During the crisis, many voices advocated for a common and debt-financed EU-budget with which the union could fight against the detrimental results of the pandemic. The discussion centred around Eurobonds and took as far as an EU-wide wealth tax. Even though the EU-institutions did not take it that far, substantial spending power was created through several mechanisms on the EU-level as for example SURE and the RFF.
Was that the European hamilton moment which even the german finance minister Olaf Scholz talked about? In order to answer that question and help to define what could be future decisive moments and projects, we asked a number of experts to discuss the topic with us in an exclusive expert-discussion. Moritz Schularick from the University of Bonn and Anne-Laure Delatte from CNRS gave an introduction into the history of the American hamilton moment, what defined it and how it came about. The chief economists of the finance ministries from Germany and France, Agèns Benassy-Quéré and Jakob von Weizsäcker laid out how they perceived the actions on the EU-level throughout the crisis and what, in their opinion, was still missing for a true hamilton moment in Europe.

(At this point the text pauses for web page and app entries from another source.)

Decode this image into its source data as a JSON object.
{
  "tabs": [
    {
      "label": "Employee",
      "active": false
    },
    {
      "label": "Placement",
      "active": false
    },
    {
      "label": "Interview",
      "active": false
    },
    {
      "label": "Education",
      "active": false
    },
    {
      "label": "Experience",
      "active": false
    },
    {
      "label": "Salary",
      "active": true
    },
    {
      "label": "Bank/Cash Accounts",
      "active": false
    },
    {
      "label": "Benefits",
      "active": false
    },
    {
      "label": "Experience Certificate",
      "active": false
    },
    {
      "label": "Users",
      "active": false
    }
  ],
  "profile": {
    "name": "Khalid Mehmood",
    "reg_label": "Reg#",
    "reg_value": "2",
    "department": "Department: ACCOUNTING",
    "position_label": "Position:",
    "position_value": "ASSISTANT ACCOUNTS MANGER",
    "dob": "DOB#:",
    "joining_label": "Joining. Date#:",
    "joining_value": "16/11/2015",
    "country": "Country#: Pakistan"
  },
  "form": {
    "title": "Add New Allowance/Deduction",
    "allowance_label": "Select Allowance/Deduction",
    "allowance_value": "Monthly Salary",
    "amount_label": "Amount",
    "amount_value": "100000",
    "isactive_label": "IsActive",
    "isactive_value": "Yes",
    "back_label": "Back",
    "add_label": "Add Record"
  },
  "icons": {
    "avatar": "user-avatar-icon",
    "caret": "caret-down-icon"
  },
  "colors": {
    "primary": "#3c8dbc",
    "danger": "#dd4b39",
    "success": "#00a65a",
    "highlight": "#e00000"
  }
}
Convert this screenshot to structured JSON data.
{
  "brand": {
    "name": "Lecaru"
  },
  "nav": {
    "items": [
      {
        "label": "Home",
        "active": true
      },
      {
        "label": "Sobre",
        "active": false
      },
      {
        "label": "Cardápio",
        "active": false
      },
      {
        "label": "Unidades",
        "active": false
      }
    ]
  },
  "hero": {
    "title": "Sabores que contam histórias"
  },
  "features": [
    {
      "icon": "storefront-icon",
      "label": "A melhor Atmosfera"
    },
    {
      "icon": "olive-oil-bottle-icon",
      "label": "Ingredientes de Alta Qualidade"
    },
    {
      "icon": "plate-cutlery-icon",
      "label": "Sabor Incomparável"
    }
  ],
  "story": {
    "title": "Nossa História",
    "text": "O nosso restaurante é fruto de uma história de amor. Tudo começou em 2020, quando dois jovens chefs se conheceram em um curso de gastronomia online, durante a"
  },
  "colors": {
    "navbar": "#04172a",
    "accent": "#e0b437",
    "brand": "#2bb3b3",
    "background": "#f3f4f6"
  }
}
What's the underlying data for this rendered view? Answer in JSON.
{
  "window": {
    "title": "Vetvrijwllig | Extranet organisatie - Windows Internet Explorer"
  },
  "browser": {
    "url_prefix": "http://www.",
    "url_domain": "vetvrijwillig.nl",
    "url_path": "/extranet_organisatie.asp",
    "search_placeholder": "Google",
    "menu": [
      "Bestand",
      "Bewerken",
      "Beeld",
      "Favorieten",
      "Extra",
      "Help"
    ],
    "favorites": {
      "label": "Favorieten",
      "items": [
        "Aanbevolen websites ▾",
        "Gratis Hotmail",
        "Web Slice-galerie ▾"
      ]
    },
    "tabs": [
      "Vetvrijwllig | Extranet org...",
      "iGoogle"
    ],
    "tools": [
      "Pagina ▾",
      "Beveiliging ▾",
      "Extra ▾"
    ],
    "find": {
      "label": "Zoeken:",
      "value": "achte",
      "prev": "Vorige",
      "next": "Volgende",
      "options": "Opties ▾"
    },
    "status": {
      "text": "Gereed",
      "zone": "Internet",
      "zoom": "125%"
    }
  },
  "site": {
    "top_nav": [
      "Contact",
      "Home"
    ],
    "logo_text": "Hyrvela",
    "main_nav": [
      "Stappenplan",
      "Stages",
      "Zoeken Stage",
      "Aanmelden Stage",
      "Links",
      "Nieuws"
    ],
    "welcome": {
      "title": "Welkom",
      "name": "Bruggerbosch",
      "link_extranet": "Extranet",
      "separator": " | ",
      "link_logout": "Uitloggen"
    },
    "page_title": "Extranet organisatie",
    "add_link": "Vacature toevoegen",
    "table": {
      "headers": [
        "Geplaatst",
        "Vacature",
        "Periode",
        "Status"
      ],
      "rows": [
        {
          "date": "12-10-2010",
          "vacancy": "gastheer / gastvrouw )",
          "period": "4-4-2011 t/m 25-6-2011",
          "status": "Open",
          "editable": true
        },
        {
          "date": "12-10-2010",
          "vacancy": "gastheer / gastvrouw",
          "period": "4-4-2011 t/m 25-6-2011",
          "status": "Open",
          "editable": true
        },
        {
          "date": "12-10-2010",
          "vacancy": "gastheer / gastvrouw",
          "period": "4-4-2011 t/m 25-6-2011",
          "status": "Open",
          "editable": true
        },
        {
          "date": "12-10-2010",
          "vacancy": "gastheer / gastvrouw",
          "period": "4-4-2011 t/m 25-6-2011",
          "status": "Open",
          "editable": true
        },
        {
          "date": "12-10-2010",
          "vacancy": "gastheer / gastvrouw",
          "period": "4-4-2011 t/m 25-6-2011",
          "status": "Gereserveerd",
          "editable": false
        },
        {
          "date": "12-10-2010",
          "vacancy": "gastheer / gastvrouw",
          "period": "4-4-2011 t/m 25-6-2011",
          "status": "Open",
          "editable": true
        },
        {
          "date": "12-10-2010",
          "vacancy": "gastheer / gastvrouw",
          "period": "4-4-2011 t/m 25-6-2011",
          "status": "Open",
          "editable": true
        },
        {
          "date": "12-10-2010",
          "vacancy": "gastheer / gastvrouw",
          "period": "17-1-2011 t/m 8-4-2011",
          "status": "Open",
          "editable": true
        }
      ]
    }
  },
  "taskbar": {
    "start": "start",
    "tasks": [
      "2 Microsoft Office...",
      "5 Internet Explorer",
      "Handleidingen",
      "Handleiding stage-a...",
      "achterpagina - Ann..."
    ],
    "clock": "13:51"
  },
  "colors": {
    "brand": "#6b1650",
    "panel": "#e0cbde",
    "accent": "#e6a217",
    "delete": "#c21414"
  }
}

Closing out, Tom Krebs from the University of Mannheim and Jérôme Creel from OFCE detailed how future common EU-projects would have to look like in order to gain acceptance and traction on EU-spending for goods that would benefit a multitude of EU-countries, especially in the south. Be it a pan-European high-speed railway system or a joint hydrogen project of the EU, possible projects are laid out and could lead to a push of the European idea. They only need the money and willingness of countries in order to be realized.